Greenock Morton to win the Scottish Cup.
Lots of new local councillors in Argyll.
Night 4 of Andy being unsettled. It’s got steadily worse and tonight he is currently bouncing off the walls. Notions of Christmas holidays relaxing at home seem to have evaporated before they have even begun and all of a sudden a couple of weeks is looking like a long, long time when yesterday I thought I was looking forward to it!
Here are my tips for unpaid Carers at Christmas and other holiday periods.
NEVER get seduced by thoughts of holidays and relaxing because that experience generally doesn’t exist for you. Keep your head down and your expectations set at your normal level. Avoid mainstream images of celebrations and festivities.
Do not let your guard or indeed your hair down. Stay work ready and alert at all times. Look after yourself and never make plans. Never complain it only makes you look bad and feel even worse.
Never, ever underestimate the lack of awareness or desire to even try and understand your life by the majority of those around you- particularly those who make a living from disabilities. Always be polite and remember your manners when seeking basic supports and remember despite the massive savings you make to the public purse , despite the fact you are a massive net contributor, other more able and responsible people will decide your worthiness for help.
Remember also that these very folk will avoid direct contact with people with disability at all costs and would struggle to last ‘ a shift’ doing what they demand of you everyday.

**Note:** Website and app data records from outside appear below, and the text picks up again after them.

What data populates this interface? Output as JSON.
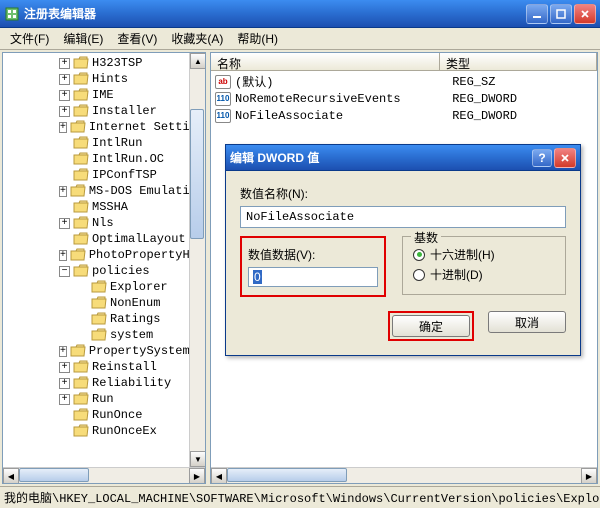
{
  "window": {
    "title": "注册表编辑器"
  },
  "menu": {
    "file": "文件(F)",
    "edit": "编辑(E)",
    "view": "查看(V)",
    "fav": "收藏夹(A)",
    "help": "帮助(H)"
  },
  "tree": {
    "items": [
      {
        "indent": 0,
        "exp": "+",
        "label": "H323TSP"
      },
      {
        "indent": 0,
        "exp": "+",
        "label": "Hints"
      },
      {
        "indent": 0,
        "exp": "+",
        "label": "IME"
      },
      {
        "indent": 0,
        "exp": "+",
        "label": "Installer"
      },
      {
        "indent": 0,
        "exp": "+",
        "label": "Internet Setti"
      },
      {
        "indent": 0,
        "exp": "",
        "label": "IntlRun"
      },
      {
        "indent": 0,
        "exp": "",
        "label": "IntlRun.OC"
      },
      {
        "indent": 0,
        "exp": "",
        "label": "IPConfTSP"
      },
      {
        "indent": 0,
        "exp": "+",
        "label": "MS-DOS Emulati"
      },
      {
        "indent": 0,
        "exp": "",
        "label": "MSSHA"
      },
      {
        "indent": 0,
        "exp": "+",
        "label": "Nls"
      },
      {
        "indent": 0,
        "exp": "",
        "label": "OptimalLayout"
      },
      {
        "indent": 0,
        "exp": "+",
        "label": "PhotoPropertyH"
      },
      {
        "indent": 0,
        "exp": "-",
        "label": "policies"
      },
      {
        "indent": 1,
        "exp": "",
        "label": "Explorer"
      },
      {
        "indent": 1,
        "exp": "",
        "label": "NonEnum"
      },
      {
        "indent": 1,
        "exp": "",
        "label": "Ratings"
      },
      {
        "indent": 1,
        "exp": "",
        "label": "system"
      },
      {
        "indent": 0,
        "exp": "+",
        "label": "PropertySystem"
      },
      {
        "indent": 0,
        "exp": "+",
        "label": "Reinstall"
      },
      {
        "indent": 0,
        "exp": "+",
        "label": "Reliability"
      },
      {
        "indent": 0,
        "exp": "+",
        "label": "Run"
      },
      {
        "indent": 0,
        "exp": "",
        "label": "RunOnce"
      },
      {
        "indent": 0,
        "exp": "",
        "label": "RunOnceEx"
      }
    ]
  },
  "list": {
    "col_name": "名称",
    "col_type": "类型",
    "rows": [
      {
        "icon": "sz",
        "name": "(默认)",
        "type": "REG_SZ"
      },
      {
        "icon": "dw",
        "name": "NoRemoteRecursiveEvents",
        "type": "REG_DWORD"
      },
      {
        "icon": "dw",
        "name": "NoFileAssociate",
        "type": "REG_DWORD"
      }
    ]
  },
  "dialog": {
    "title": "编辑 DWORD 值",
    "name_label": "数值名称(N):",
    "name_value": "NoFileAssociate",
    "data_label": "数值数据(V):",
    "data_value": "0",
    "base_label": "基数",
    "radio_hex": "十六进制(H)",
    "radio_dec": "十进制(D)",
    "ok": "确定",
    "cancel": "取消"
  },
  "statusbar": "我的电脑\\HKEY_LOCAL_MACHINE\\SOFTWARE\\Microsoft\\Windows\\CurrentVersion\\policies\\Explorer"
}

This post is dedicated to out of touch social workers, professionals, policy makers and politicians – you know who you are! Do try to open your eyes and seek some exposure to the lives of those you claim to act for.

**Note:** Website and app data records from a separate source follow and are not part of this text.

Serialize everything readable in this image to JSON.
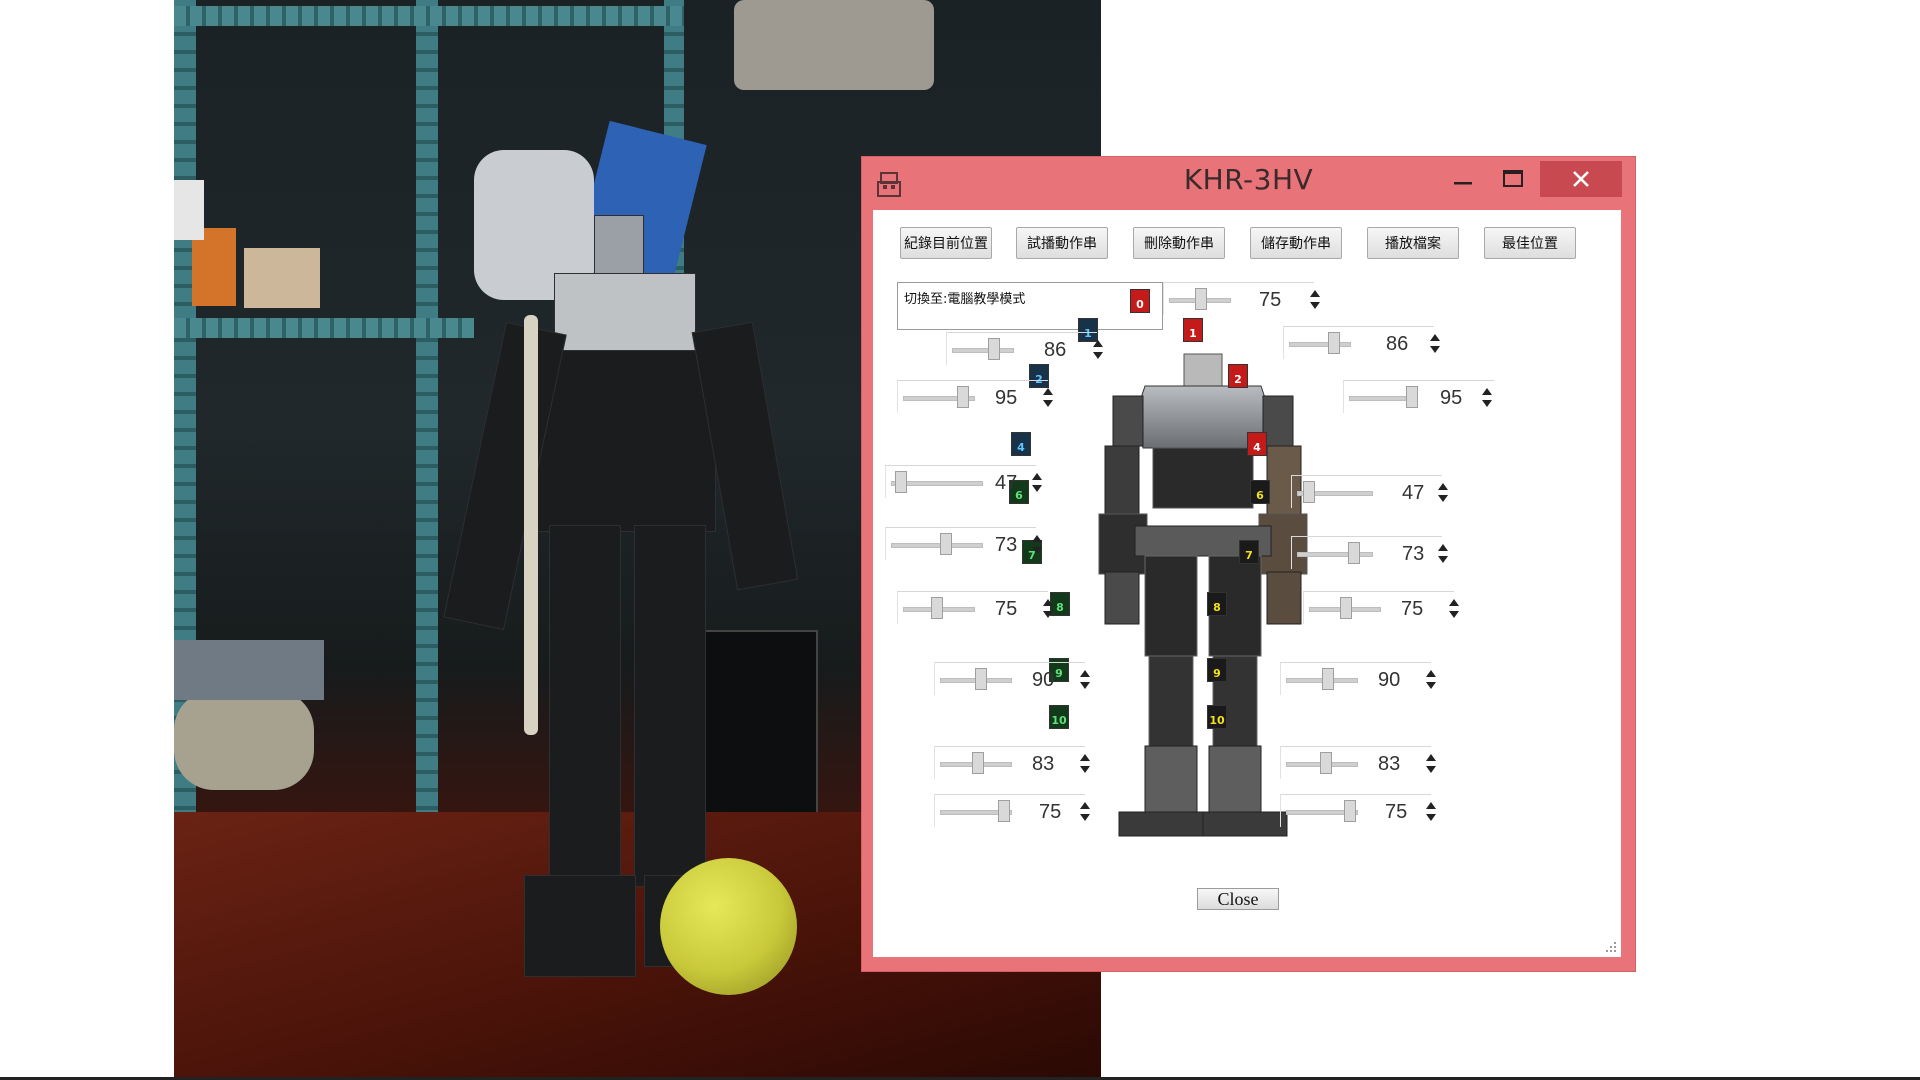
{
  "window": {
    "title": "KHR-3HV"
  },
  "toolbar": {
    "buttons": [
      "紀錄目前位置",
      "試播動作串",
      "刪除動作串",
      "儲存動作串",
      "播放檔案",
      "最佳位置"
    ]
  },
  "status_text": "切換至:電腦教學模式",
  "servos": [
    {
      "id": "0",
      "value": "75",
      "color": "red"
    },
    {
      "id": "1",
      "value": "86",
      "color": "blue"
    },
    {
      "id": "1",
      "value": "86",
      "color": "red"
    },
    {
      "id": "2",
      "value": "95",
      "color": "blue"
    },
    {
      "id": "2",
      "value": "95",
      "color": "red"
    },
    {
      "id": "4",
      "value": "47",
      "color": "blue"
    },
    {
      "id": "4",
      "value": "47",
      "color": "red"
    },
    {
      "id": "6",
      "value": "73",
      "color": "green"
    },
    {
      "id": "6",
      "value": "73",
      "color": "yellow"
    },
    {
      "id": "7",
      "value": "75",
      "color": "green"
    },
    {
      "id": "7",
      "value": "75",
      "color": "yellow"
    },
    {
      "id": "8",
      "value": "90",
      "color": "green"
    },
    {
      "id": "8",
      "value": "90",
      "color": "yellow"
    },
    {
      "id": "9",
      "value": "83",
      "color": "green"
    },
    {
      "id": "9",
      "value": "83",
      "color": "yellow"
    },
    {
      "id": "10",
      "value": "75",
      "color": "green"
    },
    {
      "id": "10",
      "value": "75",
      "color": "yellow"
    }
  ],
  "close_label": "Close",
  "colors": {
    "window_frame": "#e8747a",
    "close_button": "#c8494f"
  }
}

At the recent Carers Parliament we were informed that all Health and Social Care Partnerships would be required to sign up to the Scottish Government’s Carer Positive scheme. If I picked it up correctly this is a policy aligned with the forth coming Carers Act Scotland. The policies of the Act won’t come into play until 2018 now and it is not entirely clear how much benefit it will provide. The legislation is badly designed and this means there is likely to be far too much wiggle room for local authorities to actually feel compelled to respond. It does help to raise the profile of Carers Issues however and that may very well be as much as we are going to get.
The Carer Positive scheme for employers will require some basic recognition of Carers rights and awareness of some of the difficulties experienced by working Carers.

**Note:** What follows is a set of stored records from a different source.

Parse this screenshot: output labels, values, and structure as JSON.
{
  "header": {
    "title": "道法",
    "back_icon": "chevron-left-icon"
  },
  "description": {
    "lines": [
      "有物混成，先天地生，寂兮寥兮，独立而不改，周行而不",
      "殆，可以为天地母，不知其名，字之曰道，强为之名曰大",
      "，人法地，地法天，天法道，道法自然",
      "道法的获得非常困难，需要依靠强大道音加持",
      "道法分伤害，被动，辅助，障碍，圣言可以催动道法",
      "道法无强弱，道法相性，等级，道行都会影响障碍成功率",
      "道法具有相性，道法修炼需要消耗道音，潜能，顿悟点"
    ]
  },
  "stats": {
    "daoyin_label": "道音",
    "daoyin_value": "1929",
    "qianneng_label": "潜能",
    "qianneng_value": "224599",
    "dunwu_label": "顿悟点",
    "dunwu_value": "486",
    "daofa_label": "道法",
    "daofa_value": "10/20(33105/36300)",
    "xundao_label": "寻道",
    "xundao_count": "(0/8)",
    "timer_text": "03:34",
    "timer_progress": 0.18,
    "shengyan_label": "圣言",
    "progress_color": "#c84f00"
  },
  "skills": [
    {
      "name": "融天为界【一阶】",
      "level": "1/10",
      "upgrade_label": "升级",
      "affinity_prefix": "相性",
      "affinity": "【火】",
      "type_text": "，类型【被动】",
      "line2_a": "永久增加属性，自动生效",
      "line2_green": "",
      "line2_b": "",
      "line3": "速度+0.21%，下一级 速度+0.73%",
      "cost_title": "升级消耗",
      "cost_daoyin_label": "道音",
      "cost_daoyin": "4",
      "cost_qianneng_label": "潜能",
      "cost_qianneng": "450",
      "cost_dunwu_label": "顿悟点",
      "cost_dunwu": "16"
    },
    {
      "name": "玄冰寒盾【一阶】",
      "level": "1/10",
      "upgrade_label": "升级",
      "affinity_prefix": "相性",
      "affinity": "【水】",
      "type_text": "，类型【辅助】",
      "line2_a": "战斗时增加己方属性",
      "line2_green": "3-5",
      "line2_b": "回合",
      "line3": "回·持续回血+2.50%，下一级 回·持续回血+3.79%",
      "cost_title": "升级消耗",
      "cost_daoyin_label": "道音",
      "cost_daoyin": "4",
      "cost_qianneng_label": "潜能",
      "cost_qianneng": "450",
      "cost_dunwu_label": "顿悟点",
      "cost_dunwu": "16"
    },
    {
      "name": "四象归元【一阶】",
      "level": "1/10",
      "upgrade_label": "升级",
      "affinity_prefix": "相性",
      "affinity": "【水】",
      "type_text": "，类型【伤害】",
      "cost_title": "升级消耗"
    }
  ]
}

People who care for a family member should still be able to pursue some degree of freedom to exercise the legal rights most take for granted. This includes being able to have interests and past times and some semblance of a social life and perhaps a relationship. It also means having ambitions and the chance to realise them in a career or by pursuing academic qualifications.
Despite the fact I work for a local authority and have done for over 25 years I have not fared well since my Carer responsibilities have intensified. Yes I have flexi working but this suits the job I currently do. It is incredible how many people in a social work setting appear to grudge me this. Last year my job role of over a decade was downgraded and my family have faced a very significant drop in income. I was encouraged to go for another post to preserve my earnings but knew this would tip my life work balance and have been unfair to both parties. In a local authority hierarchy is everything and I feel that both my skills and experience are regularly disregarded and over looked.
Sadly it is simply another disadvantage faced by unpaid Carers.
You can find out more about the Carer Positive scheme at the link below.